The problem with creating a monster is, it's dang hard to put it back into the box once you've opened it, isn't it? Even if the monster wants back in.
Bernie, here's how big you got - I haven't mentioned your last name, and yet nobody reading this wonders, "Bernie Who?" You're Madonna, Pink and Oprah big.
Bernie, your campaign has changed the face of politics in America, and though you seem to be trying desperately now to change it back - and convince your supporters to quietly vote for Mrs. Clinton - sorry, we just can't pretend it didn't happen.
You left a sharp rift in Democratic party, even if you didn't intend to. Your backers seem quite unwilling, as the poet said, to go gently into that good night.
They booed as you tried to order them to stand down - because monster stories always end in pitchforks and torches. Some of them have boorishly disrupted convention speeches and fouled up traffic around the DNC site. They are feeling Berned, alright.
Problem with revolution is that it's hard to convince revolutionaries to go back to the norm. Once the placid sheep have learned to grow fangs, they want to use them.
Bernie, you gave voice to a generation of people who are unwilling to see their country ruled by a handful of giant corporations any longer. Good on you, bro.
You convinced a lot of people that there is a possibility of more than a federal government so knotted up in attacking each other and bowing to special interests that its constituents don't even expect it to achieve any meaningful legislation any more.
Bernie, you handed out hope like parade candy. But hope can be a dangerous thing when it isn't fulfilled.
You actually convinced us that the middle class isn't doomed, that workers don't have to labor at slave wages to make fat CEOs fatter. You made us think young people might actually be able to afford going to college, and we believed you, mostly, even when you didn't have a real explanation of how this miracle is paid for. Revolutions aren't in the details, after all.
You made us believe in the possibility of leadership that not only finally realizes that climate change is real, but is willing to do something about it.
You promised us a government that would achieve a humane and reasonable immigration policy. That would treat LGBT people as human beings, pursue racial justice, and care for our veterans in need. Remember?
You were going to call those Wall Street rascals on the carpet. And reason with nutty middle east extremists. You sounded so sure of it all.
You were going to make the super rich pay their share, and now you've asked us to vote for a millionaire some 50 times over.

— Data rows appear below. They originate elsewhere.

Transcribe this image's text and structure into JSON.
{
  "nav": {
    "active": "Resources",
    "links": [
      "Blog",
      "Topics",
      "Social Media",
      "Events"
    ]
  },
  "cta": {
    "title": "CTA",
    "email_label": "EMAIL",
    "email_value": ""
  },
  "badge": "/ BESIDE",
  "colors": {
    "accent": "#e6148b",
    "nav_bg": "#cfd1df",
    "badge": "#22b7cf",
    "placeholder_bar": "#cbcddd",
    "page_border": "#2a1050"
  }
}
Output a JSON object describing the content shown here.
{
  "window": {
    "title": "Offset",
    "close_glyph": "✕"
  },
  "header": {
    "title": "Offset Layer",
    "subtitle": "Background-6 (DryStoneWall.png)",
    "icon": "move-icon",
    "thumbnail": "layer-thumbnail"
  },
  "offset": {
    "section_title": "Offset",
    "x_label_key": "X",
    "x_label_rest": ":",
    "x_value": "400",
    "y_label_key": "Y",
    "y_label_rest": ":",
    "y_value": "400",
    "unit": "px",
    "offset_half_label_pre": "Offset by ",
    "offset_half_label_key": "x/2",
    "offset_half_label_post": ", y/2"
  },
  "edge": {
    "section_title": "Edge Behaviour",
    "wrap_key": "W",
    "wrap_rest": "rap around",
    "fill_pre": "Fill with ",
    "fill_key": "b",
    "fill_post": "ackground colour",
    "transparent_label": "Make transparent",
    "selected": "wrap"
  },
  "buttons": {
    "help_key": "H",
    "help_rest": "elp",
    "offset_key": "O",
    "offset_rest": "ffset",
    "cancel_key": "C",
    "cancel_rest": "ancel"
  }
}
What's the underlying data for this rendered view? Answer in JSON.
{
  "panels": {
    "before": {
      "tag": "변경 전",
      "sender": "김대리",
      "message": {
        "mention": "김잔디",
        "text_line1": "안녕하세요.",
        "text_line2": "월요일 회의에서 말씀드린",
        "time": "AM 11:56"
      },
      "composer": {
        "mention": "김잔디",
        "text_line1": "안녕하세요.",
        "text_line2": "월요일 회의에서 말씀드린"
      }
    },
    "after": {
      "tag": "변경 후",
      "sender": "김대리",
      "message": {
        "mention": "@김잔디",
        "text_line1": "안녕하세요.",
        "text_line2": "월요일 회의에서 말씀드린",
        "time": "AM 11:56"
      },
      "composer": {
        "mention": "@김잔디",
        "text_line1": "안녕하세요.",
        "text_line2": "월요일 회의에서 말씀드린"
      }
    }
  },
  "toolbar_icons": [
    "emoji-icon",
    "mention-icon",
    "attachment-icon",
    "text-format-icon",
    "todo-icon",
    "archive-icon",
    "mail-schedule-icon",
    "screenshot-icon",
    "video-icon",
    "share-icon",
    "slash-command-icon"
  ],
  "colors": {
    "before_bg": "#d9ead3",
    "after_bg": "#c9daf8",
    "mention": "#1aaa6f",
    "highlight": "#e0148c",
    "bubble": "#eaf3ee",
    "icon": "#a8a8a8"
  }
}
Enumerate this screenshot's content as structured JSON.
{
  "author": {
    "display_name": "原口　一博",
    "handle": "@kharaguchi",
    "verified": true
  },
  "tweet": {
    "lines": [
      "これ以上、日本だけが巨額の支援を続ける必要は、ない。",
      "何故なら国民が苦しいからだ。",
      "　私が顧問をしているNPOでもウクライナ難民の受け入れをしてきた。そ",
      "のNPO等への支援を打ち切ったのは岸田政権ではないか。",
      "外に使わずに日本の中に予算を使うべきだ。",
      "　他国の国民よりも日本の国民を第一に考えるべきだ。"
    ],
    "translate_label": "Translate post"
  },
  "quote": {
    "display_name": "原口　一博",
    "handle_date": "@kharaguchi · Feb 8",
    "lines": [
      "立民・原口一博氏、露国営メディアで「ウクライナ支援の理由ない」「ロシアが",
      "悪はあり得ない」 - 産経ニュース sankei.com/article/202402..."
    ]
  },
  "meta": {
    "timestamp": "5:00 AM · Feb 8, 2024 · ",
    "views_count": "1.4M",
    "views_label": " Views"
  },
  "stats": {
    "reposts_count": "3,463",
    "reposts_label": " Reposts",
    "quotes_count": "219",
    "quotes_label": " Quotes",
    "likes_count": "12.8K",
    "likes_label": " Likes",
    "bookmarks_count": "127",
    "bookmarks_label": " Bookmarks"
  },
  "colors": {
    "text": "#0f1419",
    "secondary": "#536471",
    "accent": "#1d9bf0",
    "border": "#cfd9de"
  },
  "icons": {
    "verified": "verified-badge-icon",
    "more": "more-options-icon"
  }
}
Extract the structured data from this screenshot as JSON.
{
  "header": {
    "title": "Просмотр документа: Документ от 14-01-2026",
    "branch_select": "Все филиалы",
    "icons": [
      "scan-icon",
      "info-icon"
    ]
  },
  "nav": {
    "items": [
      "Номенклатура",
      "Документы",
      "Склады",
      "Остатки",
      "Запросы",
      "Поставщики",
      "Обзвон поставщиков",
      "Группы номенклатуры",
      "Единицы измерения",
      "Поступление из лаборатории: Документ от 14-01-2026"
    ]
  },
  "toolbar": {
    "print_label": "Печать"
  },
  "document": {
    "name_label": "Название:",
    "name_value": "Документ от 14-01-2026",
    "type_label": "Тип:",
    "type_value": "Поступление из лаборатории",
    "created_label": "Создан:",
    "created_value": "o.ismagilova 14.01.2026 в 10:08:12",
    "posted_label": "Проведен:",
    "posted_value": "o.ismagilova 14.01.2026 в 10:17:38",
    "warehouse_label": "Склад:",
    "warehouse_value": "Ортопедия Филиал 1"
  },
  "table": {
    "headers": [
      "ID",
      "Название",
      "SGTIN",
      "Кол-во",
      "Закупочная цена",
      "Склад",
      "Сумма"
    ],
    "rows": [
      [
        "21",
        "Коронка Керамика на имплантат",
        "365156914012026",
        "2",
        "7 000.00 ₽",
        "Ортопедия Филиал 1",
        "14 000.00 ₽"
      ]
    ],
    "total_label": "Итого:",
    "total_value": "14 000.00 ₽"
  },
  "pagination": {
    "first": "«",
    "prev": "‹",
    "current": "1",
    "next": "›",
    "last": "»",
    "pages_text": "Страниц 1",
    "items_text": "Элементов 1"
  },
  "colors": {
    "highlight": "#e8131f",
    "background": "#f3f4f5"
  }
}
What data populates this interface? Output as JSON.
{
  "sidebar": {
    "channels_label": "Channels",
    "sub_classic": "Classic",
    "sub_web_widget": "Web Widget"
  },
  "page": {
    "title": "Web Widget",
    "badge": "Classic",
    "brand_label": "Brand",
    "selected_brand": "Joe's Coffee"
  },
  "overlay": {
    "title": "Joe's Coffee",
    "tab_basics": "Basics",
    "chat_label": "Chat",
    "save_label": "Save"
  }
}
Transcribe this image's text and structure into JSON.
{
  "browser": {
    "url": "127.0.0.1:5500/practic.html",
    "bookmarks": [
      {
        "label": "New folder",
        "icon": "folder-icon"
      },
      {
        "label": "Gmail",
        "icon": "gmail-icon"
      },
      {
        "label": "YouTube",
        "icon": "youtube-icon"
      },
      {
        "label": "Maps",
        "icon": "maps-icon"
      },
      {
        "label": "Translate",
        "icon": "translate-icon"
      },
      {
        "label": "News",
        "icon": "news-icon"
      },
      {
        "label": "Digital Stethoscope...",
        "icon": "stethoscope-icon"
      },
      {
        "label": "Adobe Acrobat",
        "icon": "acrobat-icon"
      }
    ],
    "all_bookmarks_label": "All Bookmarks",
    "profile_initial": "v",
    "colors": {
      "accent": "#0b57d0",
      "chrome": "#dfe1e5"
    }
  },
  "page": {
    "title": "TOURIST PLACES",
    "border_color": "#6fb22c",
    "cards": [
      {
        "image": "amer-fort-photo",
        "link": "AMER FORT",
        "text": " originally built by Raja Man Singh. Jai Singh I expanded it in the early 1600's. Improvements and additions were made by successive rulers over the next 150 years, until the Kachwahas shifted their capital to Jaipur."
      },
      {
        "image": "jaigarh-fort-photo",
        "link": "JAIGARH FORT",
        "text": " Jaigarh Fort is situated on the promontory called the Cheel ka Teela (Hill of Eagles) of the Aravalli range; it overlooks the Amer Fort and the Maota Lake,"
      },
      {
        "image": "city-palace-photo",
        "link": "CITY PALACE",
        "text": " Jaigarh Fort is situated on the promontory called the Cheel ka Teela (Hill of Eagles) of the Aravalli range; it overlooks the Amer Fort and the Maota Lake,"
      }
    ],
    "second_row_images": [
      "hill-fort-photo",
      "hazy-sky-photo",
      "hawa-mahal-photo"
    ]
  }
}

You corralled the disenfranchised - the young in particular, the fringes, those who felt that neither political party cared about them and their needs. They were cautious in placing their faith in a politician, but you won them over. They took a chance.
The army you assembled was part intellectual, part kook, part idealist, part realist. Yuppies and hippies and Gen-XYZ'ers and sexy grandmas. You had 'em all.
In a matter of months you brought together a coalition of dreamers and schemers who were very nearly successful at wrestling away the power of an entire political party. They almost changed everything. And you promised you would never leave them.
And in the end, you drove a stake in the heart of the very revolution you sold them. You played the good soldier, handing over your supporters to Mrs. Clinton just as you are supposed to do. But Bernie, can you, really? Are those people and their ideals yours to give away?
They don't seem to think so.
We doubt if you did it out of any great love for the person you have been running against all this time. If you so believed in her message, why would you have run in the first place?
It's not so much who you are asking us to vote for, but who you are imploring we vote against. We get that.
Bernie, you didn't want to be held responsible if your backers split off from the Democratic party and vote fruitlessly for a candidate without a chance, or don't vote at all, raising the odds of success for Mr. Trump.
Nothing revolutionary about this, is there? It's how this business is done - party survival above all else. Especially if you want a cushy job under a new administration or at least a legacy as respected past champion of the party.
We're not angry that you have left us, Bernie. You made us realize that government can be done in a different way than what the two parties have given us under Bush and Obama, which largely has been conflict and turmoil.
You were courageous, unwavering and at an advanced age, inspiringly energetic. You've been to places like Storm Lake, Iowa. Hillary Clinton, at least in this election cycle, has not.
You ran a campaign that didn't count on billionaire manipulators or huge checks from corporations and interest groups. When you spoke, you didn't read a speech written by someone else and played on a prompter to ensure no one would be offended. You invited anyone to openly ask questions. We respect that.
Most of your people will do as you suggest, and vote for Clinton, however enthusiastically or reluctantly. Some may protest with a vote outside the party. Some will not vote at all. Some, maybe not ever.
Whether you will be remembered as wide-eyed revolutionary, or as party lapdog, time can only tell.
But I hope some splinter of the change you made us believe in, ever so briefly, will survive. Maybe not a blazing revolution, but a smouldering expectation.
If, in this campaign and those to come, we demand more than pat speeches full of cliches and status quo policy... if we demand real ideas... if we expect economic justice, equality and peace from our leaders...
Then your supporters should not feel their allegiance and time has been squandered.
It's been fun, Bern. On your way in, leave the lid ajar. You might be ready to head into the box.